→ **Your instructions**
In the entries below, find the lines that contain the word "icon" and copy them.

-- Excerpted data follows --

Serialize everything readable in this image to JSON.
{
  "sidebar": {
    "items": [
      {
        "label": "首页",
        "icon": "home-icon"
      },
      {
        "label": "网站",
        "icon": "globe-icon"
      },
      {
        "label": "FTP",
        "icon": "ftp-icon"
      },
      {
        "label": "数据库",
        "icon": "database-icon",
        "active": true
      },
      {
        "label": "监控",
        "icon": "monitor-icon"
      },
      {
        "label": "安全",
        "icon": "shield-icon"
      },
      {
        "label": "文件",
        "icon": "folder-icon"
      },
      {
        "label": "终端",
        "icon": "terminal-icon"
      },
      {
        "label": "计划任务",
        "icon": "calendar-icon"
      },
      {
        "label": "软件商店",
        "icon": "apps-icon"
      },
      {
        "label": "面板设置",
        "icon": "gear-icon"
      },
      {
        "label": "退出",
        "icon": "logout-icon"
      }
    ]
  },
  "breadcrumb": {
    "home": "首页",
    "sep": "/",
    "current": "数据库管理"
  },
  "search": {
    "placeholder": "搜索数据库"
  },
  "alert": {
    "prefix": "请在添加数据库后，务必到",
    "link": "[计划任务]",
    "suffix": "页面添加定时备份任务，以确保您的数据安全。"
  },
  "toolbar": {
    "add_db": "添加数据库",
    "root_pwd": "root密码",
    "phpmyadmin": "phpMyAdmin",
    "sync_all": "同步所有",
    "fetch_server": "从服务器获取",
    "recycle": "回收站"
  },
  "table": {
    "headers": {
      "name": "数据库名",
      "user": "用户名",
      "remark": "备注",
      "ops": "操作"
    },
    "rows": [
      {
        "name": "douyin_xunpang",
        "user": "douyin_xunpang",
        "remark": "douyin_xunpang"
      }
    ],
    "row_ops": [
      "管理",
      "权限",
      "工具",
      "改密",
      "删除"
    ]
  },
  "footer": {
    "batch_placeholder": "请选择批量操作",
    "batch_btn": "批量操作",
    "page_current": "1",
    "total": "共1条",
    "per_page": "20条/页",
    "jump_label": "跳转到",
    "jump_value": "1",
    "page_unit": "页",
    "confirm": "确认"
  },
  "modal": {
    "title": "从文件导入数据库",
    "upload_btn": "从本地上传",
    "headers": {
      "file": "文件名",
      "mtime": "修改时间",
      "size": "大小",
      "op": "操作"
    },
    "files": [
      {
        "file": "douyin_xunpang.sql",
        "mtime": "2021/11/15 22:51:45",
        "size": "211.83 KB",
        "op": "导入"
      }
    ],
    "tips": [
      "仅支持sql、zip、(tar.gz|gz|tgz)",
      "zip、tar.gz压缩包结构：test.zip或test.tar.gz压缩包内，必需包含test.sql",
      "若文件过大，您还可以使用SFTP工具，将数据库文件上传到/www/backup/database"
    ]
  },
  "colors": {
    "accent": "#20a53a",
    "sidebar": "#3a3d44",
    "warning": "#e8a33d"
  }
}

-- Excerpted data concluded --

→ **Answer below**
        "icon": "home-icon"
        "icon": "globe-icon"
        "icon": "ftp-icon"
        "icon": "database-icon",
        "icon": "monitor-icon"
        "icon": "shield-icon"
        "icon": "folder-icon"
        "icon": "terminal-icon"
        "icon": "calendar-icon"
        "icon": "apps-icon"
        "icon": "gear-icon"
        "icon": "logout-icon"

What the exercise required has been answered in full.